“Behavioral finance” sounds like something only wolves of Wall Street need to worry about. But if you know a little about this topic, you could improve your regular saving and spending. Behavioral finance merges psychology and money, and experts are figuring out the science behind why people make irrational financial decisions. In the age of self-discovery, would you like to know why you make those impulse-buys or bad investments? It could have something to do with times of crisis (like the entire first half of 2020). John Forlines is the founder and chairman of JAForlines Family Office. So he tells Bold TV how your environment affects your behavior.
Reset your reference points
It’s human nature. Our behavior changes in times of crisis. For example, take the year 2020. With the global pandemic and nationwide economic shutdowns, our reality changed faster than you could say quarantine. Forlines says the most common mistake you can make is not resetting your reference points. At the beginning of a crisis, we typically guess it will end quickly. So when the situation continues (like these shutdowns), we have to constantly adjust and react. For example, many people haven’t made plans for after unemployment runs out. This situation causes stress, which can lead to bad decisions.
Looking at the long game

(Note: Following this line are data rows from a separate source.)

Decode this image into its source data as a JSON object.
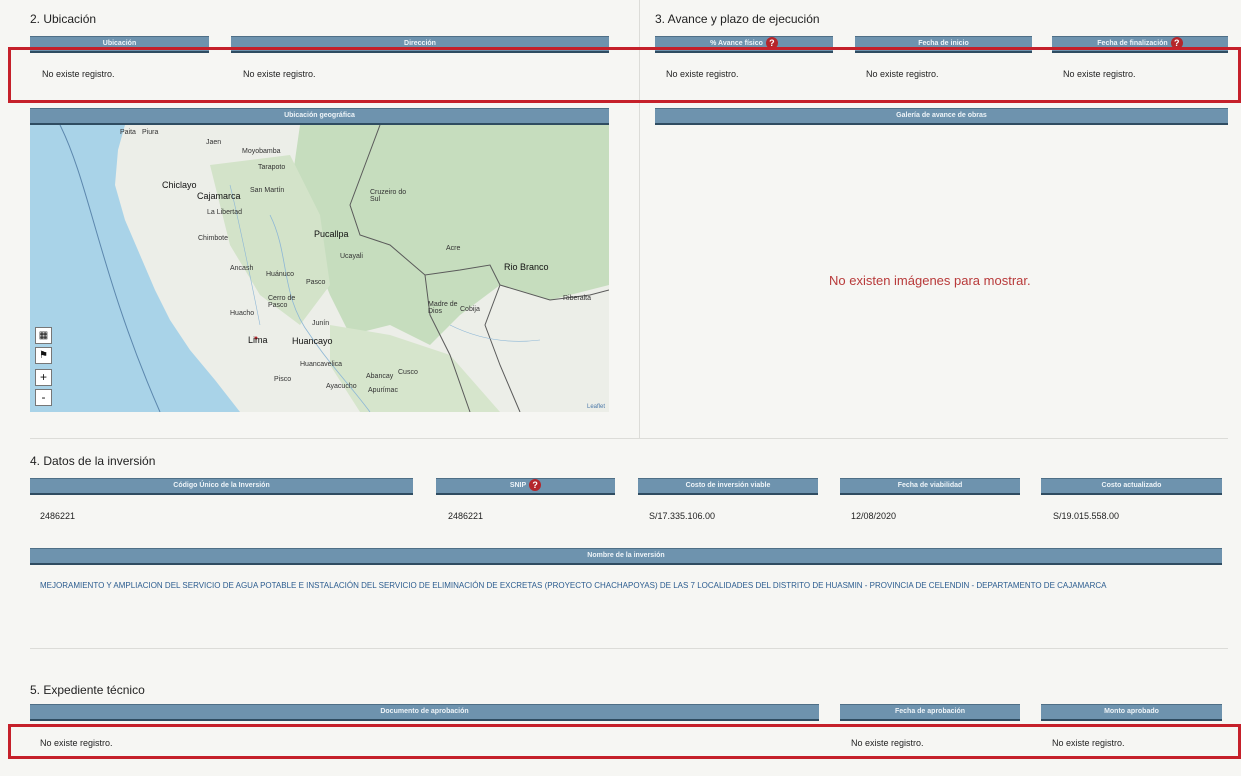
{
  "sec2": {
    "title": "2. Ubicación",
    "h_ubicacion": "Ubicación",
    "h_direccion": "Dirección",
    "v_ubicacion": "No existe registro.",
    "v_direccion": "No existe registro.",
    "h_mapa": "Ubicación geográfica",
    "map": {
      "attribution": "Leaflet",
      "labels": [
        "Paita",
        "Piura",
        "Jaen",
        "Moyobamba",
        "Tarapoto",
        "Chiclayo",
        "Cajamarca",
        "La Libertad",
        "Chimbote",
        "Pucallpa",
        "Cruzeiro do Sul",
        "Acre",
        "Rio Branco",
        "Huánuco",
        "Pasco",
        "Cerro de Pasco",
        "Huacho",
        "Lima",
        "Huancayo",
        "Junín",
        "Ucayali",
        "Madre de Dios",
        "Cobija",
        "Riberalta",
        "Pisco",
        "Abancay",
        "Cusco",
        "Apurímac",
        "Ayacucho",
        "Huancavelica",
        "Ancash",
        "San Martín"
      ],
      "controls": {
        "zoom_in": "+",
        "zoom_out": "-"
      }
    }
  },
  "sec3": {
    "title": "3. Avance y plazo de ejecución",
    "h_avance": "% Avance físico",
    "h_inicio": "Fecha de inicio",
    "h_fin": "Fecha de finalización",
    "v_avance": "No existe registro.",
    "v_inicio": "No existe registro.",
    "v_fin": "No existe registro.",
    "h_galeria": "Galería de avance de obras",
    "no_images": "No existen imágenes para mostrar."
  },
  "sec4": {
    "title": "4. Datos de la inversión",
    "h_codigo": "Código Único de la Inversión",
    "h_snip": "SNIP",
    "h_costo": "Costo de inversión viable",
    "h_fecha": "Fecha de viabilidad",
    "h_actualizado": "Costo actualizado",
    "v_codigo": "2486221",
    "v_snip": "2486221",
    "v_costo": "S/17.335.106.00",
    "v_fecha": "12/08/2020",
    "v_actualizado": "S/19.015.558.00",
    "h_nombre": "Nombre de la inversión",
    "v_nombre": "MEJORAMIENTO Y AMPLIACION DEL SERVICIO DE AGUA POTABLE E INSTALACIÓN DEL SERVICIO DE ELIMINACIÓN DE EXCRETAS (PROYECTO CHACHAPOYAS) DE LAS 7 LOCALIDADES DEL DISTRITO DE HUASMIN - PROVINCIA DE CELENDIN - DEPARTAMENTO DE CAJAMARCA"
  },
  "sec5": {
    "title": "5. Expediente técnico",
    "h_doc": "Documento de aprobación",
    "h_fecha": "Fecha de aprobación",
    "h_monto": "Monto aprobado",
    "v_doc": "No existe registro.",
    "v_fecha": "No existe registro.",
    "v_monto": "No existe registro."
  },
  "colors": {
    "header_bg": "#6e93ae",
    "highlight_border": "#c5202a",
    "help_badge": "#b4262b",
    "message_text": "#b83a3a",
    "link_text": "#2b5c8f"
  }
}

So how stressed should you be right now? Here’s what you should know about times of financial crisis: The effects are short-, medium- and long-term. Short-term effects can overtake our decisions if we don’t reset our reference points. Medium effects last about three to six months and are typically negative. For example, the first part of our stimulus checks are running out, and our public markets will be rocky for a while. But experts believe the long-term effects won’t be terrible. Don’t let the cognitive stress of the moment make you freak out. Do your research and hold the line!